Does the ATP2A2 gene share characteristics with other genes?

The ATP2A2 gene belongs to a family of genes called ATP (ATPases).

A gene family is a group of genes that share important characteristics. Classifying individual genes into families helps researchers describe how genes are related to each other. For more information, see What are gene families? in the Handbook.

How are changes in the ATP2A2 gene related to health conditions?

Darier disease - caused by mutations in the ATP2A2 gene

More than 130 mutations in the ATP2A2 gene have been found to cause Darier disease. Most of these mutations change a single protein building block (amino acid) in the SERCA2 enzyme. All mutations cause the production of a nonfunctional SERCA2 enzyme or cause no SERCA2 to be produced from one copy of the gene. Cells with only one functional copy of the ATP2A2 gene produce half the normal amount of SERCA2 protein. It is thought that insufficient amounts of SERCA2 combined with outside factors such as heat and minor injury cause the signs and symptoms of Darier disease.

Where is the ATP2A2 gene located?

Cytogenetic Location: 12q24.11

Molecular Location on chromosome 12: base pairs 110,281,226 to 110,351,092

The ATP2A2 gene is located on the long (q) arm of chromosome 12 at position 24.11.

The ATP2A2 gene is located on the long (q) arm of chromosome 12 at position 24.11.

More precisely, the ATP2A2 gene is located from base pair 110,281,226 to base pair 110,351,092 on chromosome 12.

See How do geneticists indicate the location of a gene? in the Handbook.

Where can I find additional information about ATP2A2?

You and your healthcare professional may find the following resources about ATP2A2 helpful.

You may also be interested in these resources, which are designed for genetics professionals and researchers.

What other names do people use for the ATP2A2 gene or gene products?

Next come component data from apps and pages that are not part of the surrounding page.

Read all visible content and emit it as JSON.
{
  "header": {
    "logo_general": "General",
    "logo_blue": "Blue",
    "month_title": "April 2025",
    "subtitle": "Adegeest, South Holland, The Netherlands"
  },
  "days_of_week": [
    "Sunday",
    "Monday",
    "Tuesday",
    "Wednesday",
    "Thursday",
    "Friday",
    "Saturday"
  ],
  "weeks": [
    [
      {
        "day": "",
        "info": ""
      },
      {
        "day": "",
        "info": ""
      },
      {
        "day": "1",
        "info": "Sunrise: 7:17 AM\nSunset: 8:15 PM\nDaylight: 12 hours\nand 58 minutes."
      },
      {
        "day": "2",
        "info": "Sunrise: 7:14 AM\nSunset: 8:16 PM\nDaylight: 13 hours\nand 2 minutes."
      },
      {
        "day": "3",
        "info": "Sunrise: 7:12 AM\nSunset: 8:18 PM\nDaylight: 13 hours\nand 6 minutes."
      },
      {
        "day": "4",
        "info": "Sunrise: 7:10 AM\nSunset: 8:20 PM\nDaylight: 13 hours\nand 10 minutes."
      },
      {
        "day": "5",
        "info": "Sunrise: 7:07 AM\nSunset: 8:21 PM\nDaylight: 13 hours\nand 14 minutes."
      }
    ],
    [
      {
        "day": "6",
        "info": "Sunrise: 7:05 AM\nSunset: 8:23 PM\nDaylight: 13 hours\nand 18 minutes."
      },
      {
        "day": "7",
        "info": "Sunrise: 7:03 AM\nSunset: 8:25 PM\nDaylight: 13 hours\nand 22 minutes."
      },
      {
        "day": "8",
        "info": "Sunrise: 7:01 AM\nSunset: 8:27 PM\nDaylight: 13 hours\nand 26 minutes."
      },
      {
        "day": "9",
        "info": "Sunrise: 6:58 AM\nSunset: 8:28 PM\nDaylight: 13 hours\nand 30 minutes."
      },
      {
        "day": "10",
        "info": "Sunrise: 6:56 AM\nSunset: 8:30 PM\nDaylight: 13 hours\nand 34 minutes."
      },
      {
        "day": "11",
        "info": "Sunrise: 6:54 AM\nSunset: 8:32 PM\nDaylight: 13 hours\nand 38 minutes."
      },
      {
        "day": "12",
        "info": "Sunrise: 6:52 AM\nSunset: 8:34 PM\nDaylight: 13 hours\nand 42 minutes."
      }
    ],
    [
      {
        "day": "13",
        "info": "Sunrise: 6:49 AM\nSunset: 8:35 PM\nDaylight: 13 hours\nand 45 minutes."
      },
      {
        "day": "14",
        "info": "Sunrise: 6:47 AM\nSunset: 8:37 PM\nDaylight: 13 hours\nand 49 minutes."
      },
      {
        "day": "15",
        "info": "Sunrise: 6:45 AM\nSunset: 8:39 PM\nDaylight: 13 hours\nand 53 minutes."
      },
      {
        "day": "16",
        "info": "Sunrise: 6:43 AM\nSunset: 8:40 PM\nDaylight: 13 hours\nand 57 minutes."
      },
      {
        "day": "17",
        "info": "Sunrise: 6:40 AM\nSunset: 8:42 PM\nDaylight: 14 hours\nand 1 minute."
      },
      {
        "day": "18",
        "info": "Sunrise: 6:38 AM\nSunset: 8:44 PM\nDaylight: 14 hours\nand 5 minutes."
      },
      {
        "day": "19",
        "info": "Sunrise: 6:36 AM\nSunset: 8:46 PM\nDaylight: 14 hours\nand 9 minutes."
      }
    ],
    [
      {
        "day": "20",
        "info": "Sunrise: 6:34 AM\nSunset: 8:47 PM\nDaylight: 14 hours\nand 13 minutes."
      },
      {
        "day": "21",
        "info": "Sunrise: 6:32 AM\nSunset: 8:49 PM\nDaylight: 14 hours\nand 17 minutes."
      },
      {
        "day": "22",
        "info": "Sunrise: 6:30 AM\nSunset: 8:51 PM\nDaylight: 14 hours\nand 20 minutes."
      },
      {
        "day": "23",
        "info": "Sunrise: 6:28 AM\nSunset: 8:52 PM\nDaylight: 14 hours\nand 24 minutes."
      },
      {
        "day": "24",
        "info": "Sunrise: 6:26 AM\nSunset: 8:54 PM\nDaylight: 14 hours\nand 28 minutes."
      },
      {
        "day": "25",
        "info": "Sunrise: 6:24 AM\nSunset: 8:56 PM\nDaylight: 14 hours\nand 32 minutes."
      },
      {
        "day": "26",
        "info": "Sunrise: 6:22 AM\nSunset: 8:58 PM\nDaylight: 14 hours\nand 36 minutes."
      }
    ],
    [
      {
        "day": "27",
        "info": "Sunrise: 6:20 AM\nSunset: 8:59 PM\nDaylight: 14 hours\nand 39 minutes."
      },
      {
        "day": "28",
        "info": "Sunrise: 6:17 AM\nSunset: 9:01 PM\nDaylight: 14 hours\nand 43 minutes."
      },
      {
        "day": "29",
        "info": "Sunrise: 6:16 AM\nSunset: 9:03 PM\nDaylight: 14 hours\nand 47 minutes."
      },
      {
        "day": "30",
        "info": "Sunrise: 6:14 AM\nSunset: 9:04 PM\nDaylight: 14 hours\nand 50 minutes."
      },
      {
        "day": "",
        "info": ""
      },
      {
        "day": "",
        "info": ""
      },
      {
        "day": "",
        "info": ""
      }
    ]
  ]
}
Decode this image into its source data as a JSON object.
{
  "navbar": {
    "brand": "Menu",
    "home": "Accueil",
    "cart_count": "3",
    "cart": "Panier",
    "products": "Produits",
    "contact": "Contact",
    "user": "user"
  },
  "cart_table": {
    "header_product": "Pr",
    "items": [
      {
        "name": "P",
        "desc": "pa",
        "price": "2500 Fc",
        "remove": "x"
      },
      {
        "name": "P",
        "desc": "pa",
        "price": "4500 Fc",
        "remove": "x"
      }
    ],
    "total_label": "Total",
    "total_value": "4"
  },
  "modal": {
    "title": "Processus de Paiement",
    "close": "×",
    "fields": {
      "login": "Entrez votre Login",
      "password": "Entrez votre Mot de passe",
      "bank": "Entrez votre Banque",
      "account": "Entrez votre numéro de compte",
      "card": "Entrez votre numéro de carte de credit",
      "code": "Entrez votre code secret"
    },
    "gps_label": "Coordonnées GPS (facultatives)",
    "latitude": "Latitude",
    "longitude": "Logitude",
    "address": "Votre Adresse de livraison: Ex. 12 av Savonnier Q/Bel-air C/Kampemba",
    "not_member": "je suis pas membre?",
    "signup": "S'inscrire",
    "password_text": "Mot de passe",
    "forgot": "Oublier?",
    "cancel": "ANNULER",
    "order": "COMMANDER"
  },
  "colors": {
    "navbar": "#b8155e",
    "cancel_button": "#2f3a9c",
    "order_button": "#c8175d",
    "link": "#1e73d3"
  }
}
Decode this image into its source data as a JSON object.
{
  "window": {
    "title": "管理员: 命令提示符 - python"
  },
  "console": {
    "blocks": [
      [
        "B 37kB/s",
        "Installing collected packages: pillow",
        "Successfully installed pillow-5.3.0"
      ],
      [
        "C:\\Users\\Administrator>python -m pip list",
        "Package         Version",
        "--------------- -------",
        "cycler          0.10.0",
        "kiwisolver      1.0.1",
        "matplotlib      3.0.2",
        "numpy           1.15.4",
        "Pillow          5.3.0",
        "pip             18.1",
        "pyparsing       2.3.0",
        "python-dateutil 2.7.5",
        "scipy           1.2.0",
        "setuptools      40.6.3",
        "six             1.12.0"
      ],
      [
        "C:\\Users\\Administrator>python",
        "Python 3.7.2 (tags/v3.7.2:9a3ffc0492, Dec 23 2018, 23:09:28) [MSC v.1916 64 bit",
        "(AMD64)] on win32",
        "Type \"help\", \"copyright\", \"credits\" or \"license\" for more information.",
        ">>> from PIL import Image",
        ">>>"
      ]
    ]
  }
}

  • AT2A2_HUMAN
  • ATP2B
  • ATPase, Ca++ dependent, slow-twitch, cardiac muscle-2
  • calcium-transporting ATPase sarcoplasmic reticulum type, slow twitch skeletal muscle isoform
  • sarcoplasmic/endoplasmic reticulum calcium ATPase 2
  • sarcoplasmic reticulum Ca(2+)-ATPase 2
  • SERCA2
  • SR Ca(2+)-ATPase 2

Where can I find general information about genes?

The Handbook provides basic information about genetics in clear language.

These links provide additional genetics resources that may be useful.

What glossary definitions help with understanding ATP2A2?

amino acid ; ATP ; Ca ; calcium ; cardiac ; cell ; contraction ; endoplasmic reticulum ; enzyme ; gene ; injury ; ions ; muscle cells ; protein ; sarcoplasmic reticulum ; skeletal muscle

You may find definitions for these and many other terms in the Genetics Home Reference Glossary.

See also Understanding Medical Terminology.

References (9 links)

 

The resources on this site should not be used as a substitute for professional medical care or advice. Users seeking information about a personal genetic disease, syndrome, or condition should consult with a qualified healthcare professional. See How can I find a genetics professional in my area? in the Handbook.

 
Reviewed: March 2008
Published: October 20, 2014